The other game is the wink-wink game, a German speciality. These prelates all say to their paying clients: “see? There are things I cannot officially say, or cannot officially implement; but I will do whatever I can to accommodate you. If I win, I win. If I lose, please look at my battle for you and keep paying”. This is the “communion for adulterers”, “married priests”, “female priests”, and now also “same sex marriage”, meme that has gone on for many years all over the German speaking world.
The result of all this can be reassumed with two words linked by a hyphen: kar-ching.
Cardinal Kasper is not a surprise.
He is in the tradition of the oldest profession in the world.
I have, up to now, rather ignored the Filial Appeal.
I have done so out of the simple reason that it looked to me like an appeal to Stalin to end the purges, or to Hitler not to persecute the Jews.
It seems to me that, in principle, the criticism to Pope Francis must be made from a position of truth: “I know what you are aiming at, and I will oppose you as hard as I can”.
On the other hand, in practice the appeal gives another outlet to those who desire to express their own scandal at Pope Francis himself, but for some reason prefer not to say so openly. I think you should say so openly, but hey, each one is made his own way.

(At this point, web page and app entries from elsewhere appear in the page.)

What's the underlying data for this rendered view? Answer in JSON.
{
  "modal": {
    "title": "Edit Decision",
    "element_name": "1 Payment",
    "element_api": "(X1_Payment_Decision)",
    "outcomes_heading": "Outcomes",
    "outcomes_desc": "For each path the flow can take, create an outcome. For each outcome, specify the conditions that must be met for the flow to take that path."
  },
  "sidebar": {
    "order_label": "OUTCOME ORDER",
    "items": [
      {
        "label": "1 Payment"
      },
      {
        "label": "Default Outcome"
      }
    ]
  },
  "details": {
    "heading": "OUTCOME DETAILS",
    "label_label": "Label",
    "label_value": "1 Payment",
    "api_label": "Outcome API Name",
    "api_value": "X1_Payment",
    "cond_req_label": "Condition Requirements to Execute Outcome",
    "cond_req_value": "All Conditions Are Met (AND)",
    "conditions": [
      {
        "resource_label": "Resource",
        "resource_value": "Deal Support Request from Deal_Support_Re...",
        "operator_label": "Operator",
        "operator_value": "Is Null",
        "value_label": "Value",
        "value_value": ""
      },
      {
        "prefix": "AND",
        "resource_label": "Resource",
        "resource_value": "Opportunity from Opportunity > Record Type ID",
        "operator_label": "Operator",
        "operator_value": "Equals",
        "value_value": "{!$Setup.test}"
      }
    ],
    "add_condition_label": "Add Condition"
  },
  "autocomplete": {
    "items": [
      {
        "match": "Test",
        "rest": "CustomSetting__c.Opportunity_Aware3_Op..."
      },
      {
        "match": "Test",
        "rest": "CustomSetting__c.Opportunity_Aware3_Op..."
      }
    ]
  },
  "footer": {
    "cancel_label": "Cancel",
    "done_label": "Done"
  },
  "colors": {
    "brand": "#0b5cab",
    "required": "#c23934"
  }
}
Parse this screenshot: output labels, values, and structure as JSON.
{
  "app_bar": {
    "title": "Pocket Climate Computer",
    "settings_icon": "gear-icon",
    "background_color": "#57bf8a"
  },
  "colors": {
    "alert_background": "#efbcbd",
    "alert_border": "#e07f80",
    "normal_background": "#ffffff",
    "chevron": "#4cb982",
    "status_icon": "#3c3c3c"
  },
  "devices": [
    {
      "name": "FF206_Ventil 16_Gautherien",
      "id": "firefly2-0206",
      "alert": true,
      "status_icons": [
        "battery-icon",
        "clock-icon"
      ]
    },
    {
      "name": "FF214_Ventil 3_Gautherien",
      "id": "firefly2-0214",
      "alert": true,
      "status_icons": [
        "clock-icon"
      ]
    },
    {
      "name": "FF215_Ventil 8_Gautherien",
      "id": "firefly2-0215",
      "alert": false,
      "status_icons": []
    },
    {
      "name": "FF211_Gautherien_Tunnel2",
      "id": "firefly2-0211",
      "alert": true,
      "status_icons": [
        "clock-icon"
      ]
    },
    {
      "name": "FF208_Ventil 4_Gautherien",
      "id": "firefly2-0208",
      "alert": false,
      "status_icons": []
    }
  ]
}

Therefore, the “Filial Appeal” is posted here as a quick reference for all those who should decide that it is opportune to sign it.
Personally, I will not do it, because I do not think Stalin would have been moved by an appeal to end the purges, and I will not credit Stalin with good qualities I know he does not have. But if you think it serves a purpose, go on.
The appeal has more than 100,000 signatures as I write this. Rick Santorum and Bishop Schneider are among the signatories.